Start of Block
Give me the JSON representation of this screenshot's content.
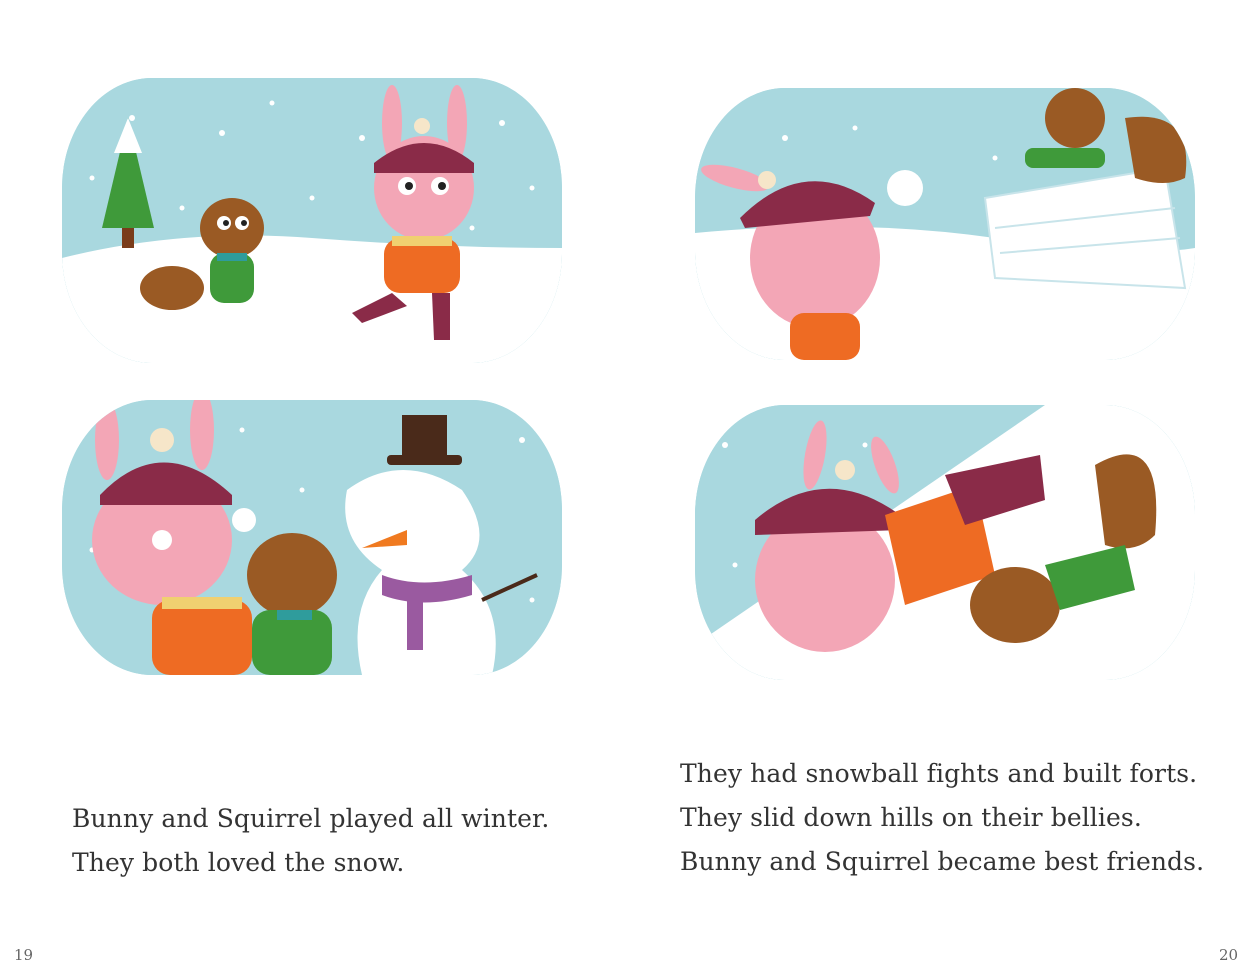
{
  "pages": {
    "left": {
      "number": "19",
      "lines": [
        "Bunny and Squirrel played all winter.",
        "They both loved the snow."
      ]
    },
    "right": {
      "number": "20",
      "lines": [
        "They had snowball fights and built forts.",
        "They slid down hills on their bellies.",
        "Bunny and Squirrel became best friends."
      ]
    }
  },
  "colors": {
    "sky": "#a9d8df",
    "snow": "#ffffff",
    "bunny_pink": "#f3a6b6",
    "hat": "#8a2b48",
    "jacket": "#ee6b23",
    "squirrel_brown": "#9a5a24",
    "scarf_green": "#2f9c9c",
    "tree_green": "#3f9a3a",
    "hat_black": "#4a2a1a",
    "carrot": "#f07a20",
    "scarf_purple": "#9a5aa0"
  }
}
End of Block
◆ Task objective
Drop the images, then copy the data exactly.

◆ Answer space
Give me the JSON representation of this screenshot's content.
{
  "pages": {
    "left": {
      "number": "19",
      "lines": [
        "Bunny and Squirrel played all winter.",
        "They both loved the snow."
      ]
    },
    "right": {
      "number": "20",
      "lines": [
        "They had snowball fights and built forts.",
        "They slid down hills on their bellies.",
        "Bunny and Squirrel became best friends."
      ]
    }
  },
  "colors": {
    "sky": "#a9d8df",
    "snow": "#ffffff",
    "bunny_pink": "#f3a6b6",
    "hat": "#8a2b48",
    "jacket": "#ee6b23",
    "squirrel_brown": "#9a5a24",
    "scarf_green": "#2f9c9c",
    "tree_green": "#3f9a3a",
    "hat_black": "#4a2a1a",
    "carrot": "#f07a20",
    "scarf_purple": "#9a5aa0"
  }
}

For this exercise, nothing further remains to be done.